Website and app data records:
------------------------------

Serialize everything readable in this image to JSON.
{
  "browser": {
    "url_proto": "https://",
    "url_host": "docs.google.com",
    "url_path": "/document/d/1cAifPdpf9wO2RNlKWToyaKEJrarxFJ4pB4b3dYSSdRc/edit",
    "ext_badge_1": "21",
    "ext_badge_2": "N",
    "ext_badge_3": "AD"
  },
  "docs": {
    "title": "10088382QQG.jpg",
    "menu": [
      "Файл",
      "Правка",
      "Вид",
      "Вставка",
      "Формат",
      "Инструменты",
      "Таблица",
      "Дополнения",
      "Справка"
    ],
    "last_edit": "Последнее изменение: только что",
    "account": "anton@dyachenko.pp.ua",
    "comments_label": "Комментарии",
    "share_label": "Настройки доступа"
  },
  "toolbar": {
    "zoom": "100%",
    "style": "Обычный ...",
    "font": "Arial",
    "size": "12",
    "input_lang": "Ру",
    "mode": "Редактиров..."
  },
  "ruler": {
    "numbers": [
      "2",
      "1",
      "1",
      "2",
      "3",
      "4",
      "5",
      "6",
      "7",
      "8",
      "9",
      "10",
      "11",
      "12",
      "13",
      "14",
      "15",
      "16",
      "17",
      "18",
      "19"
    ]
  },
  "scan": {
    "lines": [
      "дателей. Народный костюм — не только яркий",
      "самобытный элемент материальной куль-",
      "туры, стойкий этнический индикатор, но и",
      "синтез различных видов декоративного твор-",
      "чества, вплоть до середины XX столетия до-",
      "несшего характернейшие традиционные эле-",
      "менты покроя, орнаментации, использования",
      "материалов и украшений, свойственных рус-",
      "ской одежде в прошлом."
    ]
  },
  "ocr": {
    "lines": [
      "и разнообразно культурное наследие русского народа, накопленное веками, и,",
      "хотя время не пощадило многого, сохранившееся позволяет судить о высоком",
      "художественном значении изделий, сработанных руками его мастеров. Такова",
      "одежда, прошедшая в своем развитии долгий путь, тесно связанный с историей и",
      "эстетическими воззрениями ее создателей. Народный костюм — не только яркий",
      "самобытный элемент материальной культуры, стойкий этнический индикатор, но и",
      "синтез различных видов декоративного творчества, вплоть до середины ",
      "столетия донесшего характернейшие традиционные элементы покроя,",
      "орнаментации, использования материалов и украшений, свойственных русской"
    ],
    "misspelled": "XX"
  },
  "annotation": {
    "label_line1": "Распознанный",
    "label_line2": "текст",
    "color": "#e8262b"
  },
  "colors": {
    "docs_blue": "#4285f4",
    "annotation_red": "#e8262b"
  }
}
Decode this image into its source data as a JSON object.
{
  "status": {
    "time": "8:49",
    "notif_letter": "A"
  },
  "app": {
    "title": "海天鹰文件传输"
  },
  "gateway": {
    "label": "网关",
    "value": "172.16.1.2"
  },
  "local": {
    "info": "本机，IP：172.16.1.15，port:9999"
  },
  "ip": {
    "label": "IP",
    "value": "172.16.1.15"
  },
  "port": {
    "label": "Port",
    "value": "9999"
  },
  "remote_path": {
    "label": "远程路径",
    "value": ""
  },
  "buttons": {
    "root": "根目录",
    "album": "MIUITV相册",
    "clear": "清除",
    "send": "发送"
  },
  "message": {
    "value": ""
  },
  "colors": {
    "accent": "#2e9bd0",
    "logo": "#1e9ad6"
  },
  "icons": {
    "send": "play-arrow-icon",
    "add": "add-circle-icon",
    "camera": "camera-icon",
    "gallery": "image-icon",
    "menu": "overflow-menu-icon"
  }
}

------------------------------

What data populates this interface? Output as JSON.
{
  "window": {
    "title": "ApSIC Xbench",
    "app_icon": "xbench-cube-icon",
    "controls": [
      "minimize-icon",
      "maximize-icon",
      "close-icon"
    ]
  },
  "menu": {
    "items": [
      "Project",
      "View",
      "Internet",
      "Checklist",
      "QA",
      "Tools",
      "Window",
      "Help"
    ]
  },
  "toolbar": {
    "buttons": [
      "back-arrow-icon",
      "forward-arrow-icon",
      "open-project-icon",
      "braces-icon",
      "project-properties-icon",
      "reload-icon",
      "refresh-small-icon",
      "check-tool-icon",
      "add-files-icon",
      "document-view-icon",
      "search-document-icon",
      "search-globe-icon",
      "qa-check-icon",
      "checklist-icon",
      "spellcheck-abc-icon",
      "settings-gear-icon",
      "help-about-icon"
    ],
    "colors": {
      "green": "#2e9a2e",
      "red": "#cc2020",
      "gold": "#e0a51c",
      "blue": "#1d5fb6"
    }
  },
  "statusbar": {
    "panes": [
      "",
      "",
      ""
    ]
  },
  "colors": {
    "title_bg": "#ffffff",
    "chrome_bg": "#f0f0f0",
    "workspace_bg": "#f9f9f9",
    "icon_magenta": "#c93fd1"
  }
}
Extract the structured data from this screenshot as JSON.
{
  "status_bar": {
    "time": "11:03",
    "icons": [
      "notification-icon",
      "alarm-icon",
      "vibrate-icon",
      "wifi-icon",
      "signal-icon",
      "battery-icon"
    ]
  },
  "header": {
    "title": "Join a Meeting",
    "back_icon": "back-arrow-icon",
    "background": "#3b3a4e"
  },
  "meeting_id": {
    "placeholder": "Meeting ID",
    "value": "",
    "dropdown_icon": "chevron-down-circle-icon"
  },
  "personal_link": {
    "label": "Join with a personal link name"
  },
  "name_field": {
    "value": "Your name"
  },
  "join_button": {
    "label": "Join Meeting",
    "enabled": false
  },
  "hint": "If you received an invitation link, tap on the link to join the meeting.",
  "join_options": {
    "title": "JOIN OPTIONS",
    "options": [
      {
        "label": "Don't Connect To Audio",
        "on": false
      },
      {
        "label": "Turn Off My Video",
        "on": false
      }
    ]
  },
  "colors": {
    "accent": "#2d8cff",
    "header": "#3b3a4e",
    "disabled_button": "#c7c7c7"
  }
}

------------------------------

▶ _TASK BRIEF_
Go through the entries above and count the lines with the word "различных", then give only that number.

▶ _SOLUTION FOR THIS EXERCISE_
2